TASK TO COMPLETE>
The answer is to be all of the data below, reproduced exactly.

──────── DATA SHOWN

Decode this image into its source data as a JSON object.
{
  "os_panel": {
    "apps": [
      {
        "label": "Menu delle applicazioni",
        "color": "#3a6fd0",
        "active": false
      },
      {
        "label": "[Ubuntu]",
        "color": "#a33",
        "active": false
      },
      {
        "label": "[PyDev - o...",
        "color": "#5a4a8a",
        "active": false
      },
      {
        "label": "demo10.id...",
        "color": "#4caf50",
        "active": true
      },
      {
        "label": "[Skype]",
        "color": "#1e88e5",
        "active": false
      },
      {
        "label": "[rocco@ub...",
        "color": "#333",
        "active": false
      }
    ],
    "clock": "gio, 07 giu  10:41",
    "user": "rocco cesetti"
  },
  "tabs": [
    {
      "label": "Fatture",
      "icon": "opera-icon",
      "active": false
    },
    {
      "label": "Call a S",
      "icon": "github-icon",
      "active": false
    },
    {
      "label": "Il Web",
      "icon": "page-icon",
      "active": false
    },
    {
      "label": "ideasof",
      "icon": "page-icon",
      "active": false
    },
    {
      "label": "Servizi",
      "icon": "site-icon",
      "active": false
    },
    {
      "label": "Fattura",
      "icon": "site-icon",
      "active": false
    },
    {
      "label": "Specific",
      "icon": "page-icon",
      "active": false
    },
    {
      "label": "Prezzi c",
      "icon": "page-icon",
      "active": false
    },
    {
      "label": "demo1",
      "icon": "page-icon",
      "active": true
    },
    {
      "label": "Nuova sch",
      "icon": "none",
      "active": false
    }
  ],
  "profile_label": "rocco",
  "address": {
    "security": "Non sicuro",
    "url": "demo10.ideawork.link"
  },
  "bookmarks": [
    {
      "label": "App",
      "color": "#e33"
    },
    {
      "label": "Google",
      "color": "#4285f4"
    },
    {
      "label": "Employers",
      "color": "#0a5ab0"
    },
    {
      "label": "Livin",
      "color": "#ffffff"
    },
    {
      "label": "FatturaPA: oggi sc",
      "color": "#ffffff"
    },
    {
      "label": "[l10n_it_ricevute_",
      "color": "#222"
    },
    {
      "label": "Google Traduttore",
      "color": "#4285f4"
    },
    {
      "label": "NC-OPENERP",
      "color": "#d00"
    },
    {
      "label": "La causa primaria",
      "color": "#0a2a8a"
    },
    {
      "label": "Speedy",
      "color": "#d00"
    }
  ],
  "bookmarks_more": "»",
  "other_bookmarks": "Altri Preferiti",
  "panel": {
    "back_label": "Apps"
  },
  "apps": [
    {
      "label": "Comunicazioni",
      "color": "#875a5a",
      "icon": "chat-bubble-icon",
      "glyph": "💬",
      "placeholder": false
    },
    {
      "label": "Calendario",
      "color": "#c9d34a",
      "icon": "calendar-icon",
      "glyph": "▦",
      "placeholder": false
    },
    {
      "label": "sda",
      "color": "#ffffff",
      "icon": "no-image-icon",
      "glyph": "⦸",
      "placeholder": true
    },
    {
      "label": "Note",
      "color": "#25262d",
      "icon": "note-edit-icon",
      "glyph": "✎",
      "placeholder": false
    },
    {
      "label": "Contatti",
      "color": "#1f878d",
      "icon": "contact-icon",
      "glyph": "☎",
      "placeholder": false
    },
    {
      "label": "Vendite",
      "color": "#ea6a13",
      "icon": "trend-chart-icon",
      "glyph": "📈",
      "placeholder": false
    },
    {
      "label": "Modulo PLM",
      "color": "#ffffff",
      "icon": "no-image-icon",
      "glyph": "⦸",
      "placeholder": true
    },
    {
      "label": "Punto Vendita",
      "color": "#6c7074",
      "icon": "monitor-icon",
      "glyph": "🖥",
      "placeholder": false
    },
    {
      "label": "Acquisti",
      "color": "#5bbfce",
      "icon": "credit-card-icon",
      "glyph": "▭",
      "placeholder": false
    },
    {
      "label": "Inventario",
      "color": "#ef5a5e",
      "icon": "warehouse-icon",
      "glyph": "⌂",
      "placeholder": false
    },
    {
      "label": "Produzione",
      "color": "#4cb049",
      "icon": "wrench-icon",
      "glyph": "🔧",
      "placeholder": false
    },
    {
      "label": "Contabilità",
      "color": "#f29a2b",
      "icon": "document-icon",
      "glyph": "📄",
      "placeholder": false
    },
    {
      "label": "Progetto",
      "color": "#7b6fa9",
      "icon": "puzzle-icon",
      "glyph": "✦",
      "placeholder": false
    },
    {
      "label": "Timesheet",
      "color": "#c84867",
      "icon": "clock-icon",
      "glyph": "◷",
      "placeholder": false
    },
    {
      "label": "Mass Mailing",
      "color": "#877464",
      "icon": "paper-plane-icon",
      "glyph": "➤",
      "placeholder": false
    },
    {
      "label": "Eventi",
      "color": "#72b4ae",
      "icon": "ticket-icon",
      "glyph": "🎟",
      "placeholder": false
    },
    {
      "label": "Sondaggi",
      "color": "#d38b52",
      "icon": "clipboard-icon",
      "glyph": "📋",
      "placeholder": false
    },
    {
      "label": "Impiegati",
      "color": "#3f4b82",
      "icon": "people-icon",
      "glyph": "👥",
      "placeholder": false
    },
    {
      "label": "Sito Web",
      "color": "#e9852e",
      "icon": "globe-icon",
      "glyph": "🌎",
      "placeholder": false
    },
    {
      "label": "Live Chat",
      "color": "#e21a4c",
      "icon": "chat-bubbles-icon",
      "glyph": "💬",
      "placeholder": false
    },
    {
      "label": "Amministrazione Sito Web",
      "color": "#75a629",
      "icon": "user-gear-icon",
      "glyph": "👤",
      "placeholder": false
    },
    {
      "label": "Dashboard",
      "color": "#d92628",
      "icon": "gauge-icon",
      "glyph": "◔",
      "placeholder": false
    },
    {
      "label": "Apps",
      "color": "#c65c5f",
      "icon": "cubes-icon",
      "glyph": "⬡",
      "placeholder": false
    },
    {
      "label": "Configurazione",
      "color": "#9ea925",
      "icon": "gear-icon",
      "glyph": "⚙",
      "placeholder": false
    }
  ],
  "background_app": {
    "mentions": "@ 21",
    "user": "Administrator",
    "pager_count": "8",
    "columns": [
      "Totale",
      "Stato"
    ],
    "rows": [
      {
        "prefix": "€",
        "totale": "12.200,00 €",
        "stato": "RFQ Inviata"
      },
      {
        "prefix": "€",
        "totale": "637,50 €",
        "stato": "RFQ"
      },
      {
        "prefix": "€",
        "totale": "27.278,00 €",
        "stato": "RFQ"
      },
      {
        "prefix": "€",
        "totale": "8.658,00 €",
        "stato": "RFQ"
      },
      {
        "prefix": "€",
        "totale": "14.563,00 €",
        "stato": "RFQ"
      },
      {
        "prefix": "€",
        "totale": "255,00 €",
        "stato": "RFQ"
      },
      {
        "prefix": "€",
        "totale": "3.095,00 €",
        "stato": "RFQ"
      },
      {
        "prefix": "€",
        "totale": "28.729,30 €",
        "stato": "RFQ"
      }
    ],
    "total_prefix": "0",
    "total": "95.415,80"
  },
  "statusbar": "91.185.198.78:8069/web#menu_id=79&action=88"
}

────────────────

COMPLETED TASK>
Decode this image into its source data as a JSON object.
{
  "os_panel": {
    "apps": [
      {
        "label": "Menu delle applicazioni",
        "color": "#3a6fd0",
        "active": false
      },
      {
        "label": "[Ubuntu]",
        "color": "#a33",
        "active": false
      },
      {
        "label": "[PyDev - o...",
        "color": "#5a4a8a",
        "active": false
      },
      {
        "label": "demo10.id...",
        "color": "#4caf50",
        "active": true
      },
      {
        "label": "[Skype]",
        "color": "#1e88e5",
        "active": false
      },
      {
        "label": "[rocco@ub...",
        "color": "#333",
        "active": false
      }
    ],
    "clock": "gio, 07 giu  10:41",
    "user": "rocco cesetti"
  },
  "tabs": [
    {
      "label": "Fatture",
      "icon": "opera-icon",
      "active": false
    },
    {
      "label": "Call a S",
      "icon": "github-icon",
      "active": false
    },
    {
      "label": "Il Web",
      "icon": "page-icon",
      "active": false
    },
    {
      "label": "ideasof",
      "icon": "page-icon",
      "active": false
    },
    {
      "label": "Servizi",
      "icon": "site-icon",
      "active": false
    },
    {
      "label": "Fattura",
      "icon": "site-icon",
      "active": false
    },
    {
      "label": "Specific",
      "icon": "page-icon",
      "active": false
    },
    {
      "label": "Prezzi c",
      "icon": "page-icon",
      "active": false
    },
    {
      "label": "demo1",
      "icon": "page-icon",
      "active": true
    },
    {
      "label": "Nuova sch",
      "icon": "none",
      "active": false
    }
  ],
  "profile_label": "rocco",
  "address": {
    "security": "Non sicuro",
    "url": "demo10.ideawork.link"
  },
  "bookmarks": [
    {
      "label": "App",
      "color": "#e33"
    },
    {
      "label": "Google",
      "color": "#4285f4"
    },
    {
      "label": "Employers",
      "color": "#0a5ab0"
    },
    {
      "label": "Livin",
      "color": "#ffffff"
    },
    {
      "label": "FatturaPA: oggi sc",
      "color": "#ffffff"
    },
    {
      "label": "[l10n_it_ricevute_",
      "color": "#222"
    },
    {
      "label": "Google Traduttore",
      "color": "#4285f4"
    },
    {
      "label": "NC-OPENERP",
      "color": "#d00"
    },
    {
      "label": "La causa primaria",
      "color": "#0a2a8a"
    },
    {
      "label": "Speedy",
      "color": "#d00"
    }
  ],
  "bookmarks_more": "»",
  "other_bookmarks": "Altri Preferiti",
  "panel": {
    "back_label": "Apps"
  },
  "apps": [
    {
      "label": "Comunicazioni",
      "color": "#875a5a",
      "icon": "chat-bubble-icon",
      "glyph": "💬",
      "placeholder": false
    },
    {
      "label": "Calendario",
      "color": "#c9d34a",
      "icon": "calendar-icon",
      "glyph": "▦",
      "placeholder": false
    },
    {
      "label": "sda",
      "color": "#ffffff",
      "icon": "no-image-icon",
      "glyph": "⦸",
      "placeholder": true
    },
    {
      "label": "Note",
      "color": "#25262d",
      "icon": "note-edit-icon",
      "glyph": "✎",
      "placeholder": false
    },
    {
      "label": "Contatti",
      "color": "#1f878d",
      "icon": "contact-icon",
      "glyph": "☎",
      "placeholder": false
    },
    {
      "label": "Vendite",
      "color": "#ea6a13",
      "icon": "trend-chart-icon",
      "glyph": "📈",
      "placeholder": false
    },
    {
      "label": "Modulo PLM",
      "color": "#ffffff",
      "icon": "no-image-icon",
      "glyph": "⦸",
      "placeholder": true
    },
    {
      "label": "Punto Vendita",
      "color": "#6c7074",
      "icon": "monitor-icon",
      "glyph": "🖥",
      "placeholder": false
    },
    {
      "label": "Acquisti",
      "color": "#5bbfce",
      "icon": "credit-card-icon",
      "glyph": "▭",
      "placeholder": false
    },
    {
      "label": "Inventario",
      "color": "#ef5a5e",
      "icon": "warehouse-icon",
      "glyph": "⌂",
      "placeholder": false
    },
    {
      "label": "Produzione",
      "color": "#4cb049",
      "icon": "wrench-icon",
      "glyph": "🔧",
      "placeholder": false
    },
    {
      "label": "Contabilità",
      "color": "#f29a2b",
      "icon": "document-icon",
      "glyph": "📄",
      "placeholder": false
    },
    {
      "label": "Progetto",
      "color": "#7b6fa9",
      "icon": "puzzle-icon",
      "glyph": "✦",
      "placeholder": false
    },
    {
      "label": "Timesheet",
      "color": "#c84867",
      "icon": "clock-icon",
      "glyph": "◷",
      "placeholder": false
    },
    {
      "label": "Mass Mailing",
      "color": "#877464",
      "icon": "paper-plane-icon",
      "glyph": "➤",
      "placeholder": false
    },
    {
      "label": "Eventi",
      "color": "#72b4ae",
      "icon": "ticket-icon",
      "glyph": "🎟",
      "placeholder": false
    },
    {
      "label": "Sondaggi",
      "color": "#d38b52",
      "icon": "clipboard-icon",
      "glyph": "📋",
      "placeholder": false
    },
    {
      "label": "Impiegati",
      "color": "#3f4b82",
      "icon": "people-icon",
      "glyph": "👥",
      "placeholder": false
    },
    {
      "label": "Sito Web",
      "color": "#e9852e",
      "icon": "globe-icon",
      "glyph": "🌎",
      "placeholder": false
    },
    {
      "label": "Live Chat",
      "color": "#e21a4c",
      "icon": "chat-bubbles-icon",
      "glyph": "💬",
      "placeholder": false
    },
    {
      "label": "Amministrazione Sito Web",
      "color": "#75a629",
      "icon": "user-gear-icon",
      "glyph": "👤",
      "placeholder": false
    },
    {
      "label": "Dashboard",
      "color": "#d92628",
      "icon": "gauge-icon",
      "glyph": "◔",
      "placeholder": false
    },
    {
      "label": "Apps",
      "color": "#c65c5f",
      "icon": "cubes-icon",
      "glyph": "⬡",
      "placeholder": false
    },
    {
      "label": "Configurazione",
      "color": "#9ea925",
      "icon": "gear-icon",
      "glyph": "⚙",
      "placeholder": false
    }
  ],
  "background_app": {
    "mentions": "@ 21",
    "user": "Administrator",
    "pager_count": "8",
    "columns": [
      "Totale",
      "Stato"
    ],
    "rows": [
      {
        "prefix": "€",
        "totale": "12.200,00 €",
        "stato": "RFQ Inviata"
      },
      {
        "prefix": "€",
        "totale": "637,50 €",
        "stato": "RFQ"
      },
      {
        "prefix": "€",
        "totale": "27.278,00 €",
        "stato": "RFQ"
      },
      {
        "prefix": "€",
        "totale": "8.658,00 €",
        "stato": "RFQ"
      },
      {
        "prefix": "€",
        "totale": "14.563,00 €",
        "stato": "RFQ"
      },
      {
        "prefix": "€",
        "totale": "255,00 €",
        "stato": "RFQ"
      },
      {
        "prefix": "€",
        "totale": "3.095,00 €",
        "stato": "RFQ"
      },
      {
        "prefix": "€",
        "totale": "28.729,30 €",
        "stato": "RFQ"
      }
    ],
    "total_prefix": "0",
    "total": "95.415,80"
  },
  "statusbar": "91.185.198.78:8069/web#menu_id=79&action=88"
}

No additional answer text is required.